** Opening Records to process block **

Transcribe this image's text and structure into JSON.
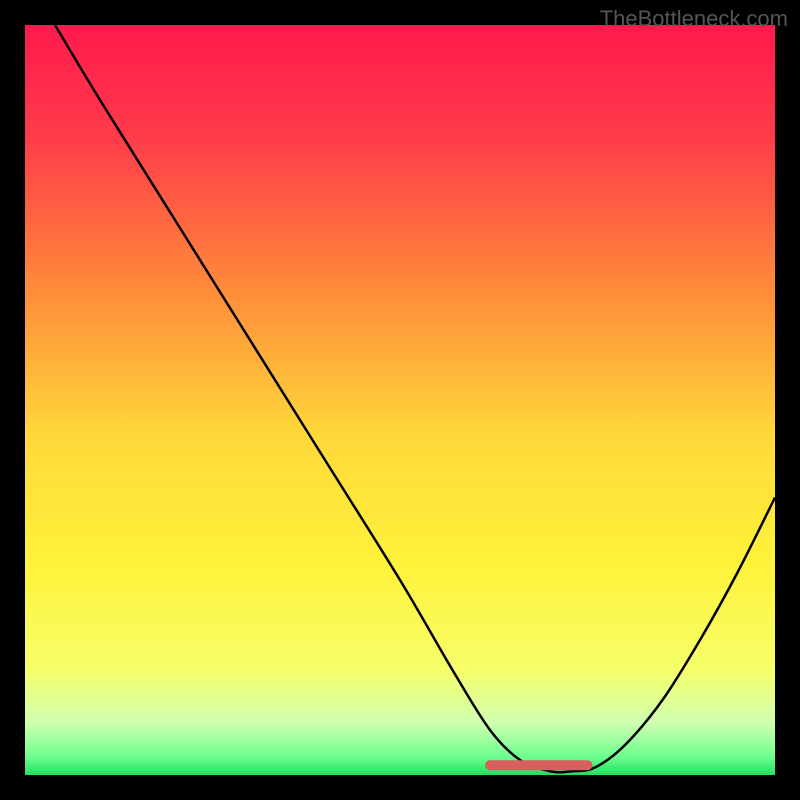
{
  "watermark": "TheBottleneck.com",
  "chart_data": {
    "type": "line",
    "title": "",
    "xlabel": "",
    "ylabel": "",
    "xlim": [
      0,
      100
    ],
    "ylim": [
      0,
      100
    ],
    "series": [
      {
        "name": "bottleneck-curve",
        "x": [
          4,
          10,
          20,
          30,
          40,
          50,
          57,
          62,
          66,
          70,
          73,
          76,
          80,
          85,
          90,
          95,
          100
        ],
        "y": [
          100,
          90,
          74,
          58,
          42,
          26,
          14,
          6,
          2,
          0.5,
          0.5,
          1,
          4,
          10,
          18,
          27,
          37
        ]
      }
    ],
    "annotations": [
      {
        "name": "optimal-zone",
        "type": "segment",
        "x0": 62,
        "y0": 1.3,
        "x1": 75,
        "y1": 1.3,
        "color": "#d95f5f",
        "width": 10
      }
    ],
    "background": {
      "type": "vertical-gradient",
      "stops": [
        {
          "offset": 0.0,
          "color": "#ff1a4d"
        },
        {
          "offset": 0.15,
          "color": "#ff3b4a"
        },
        {
          "offset": 0.35,
          "color": "#ff8a3a"
        },
        {
          "offset": 0.55,
          "color": "#ffd93a"
        },
        {
          "offset": 0.72,
          "color": "#fff23a"
        },
        {
          "offset": 0.86,
          "color": "#f6ff6a"
        },
        {
          "offset": 0.93,
          "color": "#d0ffb0"
        },
        {
          "offset": 0.975,
          "color": "#70ff90"
        },
        {
          "offset": 1.0,
          "color": "#20e060"
        }
      ]
    }
  }
}
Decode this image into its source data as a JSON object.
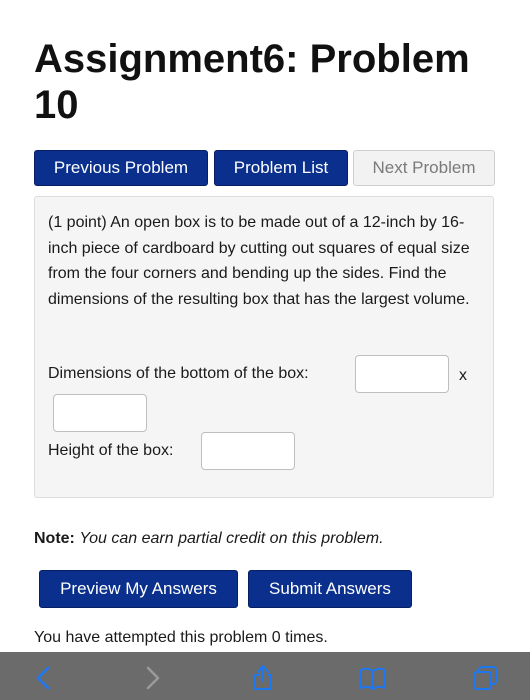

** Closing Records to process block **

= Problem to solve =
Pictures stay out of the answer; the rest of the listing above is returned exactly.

= Reply to the task =
Transcribe this image's text and structure into JSON.
{
  "watermark": "TheBottleneck.com",
  "chart_data": {
    "type": "line",
    "title": "",
    "xlabel": "",
    "ylabel": "",
    "xlim": [
      0,
      100
    ],
    "ylim": [
      0,
      100
    ],
    "series": [
      {
        "name": "bottleneck-curve",
        "x": [
          4,
          10,
          20,
          30,
          40,
          50,
          57,
          62,
          66,
          70,
          73,
          76,
          80,
          85,
          90,
          95,
          100
        ],
        "y": [
          100,
          90,
          74,
          58,
          42,
          26,
          14,
          6,
          2,
          0.5,
          0.5,
          1,
          4,
          10,
          18,
          27,
          37
        ]
      }
    ],
    "annotations": [
      {
        "name": "optimal-zone",
        "type": "segment",
        "x0": 62,
        "y0": 1.3,
        "x1": 75,
        "y1": 1.3,
        "color": "#d95f5f",
        "width": 10
      }
    ],
    "background": {
      "type": "vertical-gradient",
      "stops": [
        {
          "offset": 0.0,
          "color": "#ff1a4d"
        },
        {
          "offset": 0.15,
          "color": "#ff3b4a"
        },
        {
          "offset": 0.35,
          "color": "#ff8a3a"
        },
        {
          "offset": 0.55,
          "color": "#ffd93a"
        },
        {
          "offset": 0.72,
          "color": "#fff23a"
        },
        {
          "offset": 0.86,
          "color": "#f6ff6a"
        },
        {
          "offset": 0.93,
          "color": "#d0ffb0"
        },
        {
          "offset": 0.975,
          "color": "#70ff90"
        },
        {
          "offset": 1.0,
          "color": "#20e060"
        }
      ]
    }
  }
}
Decode this image into its source data as a JSON object.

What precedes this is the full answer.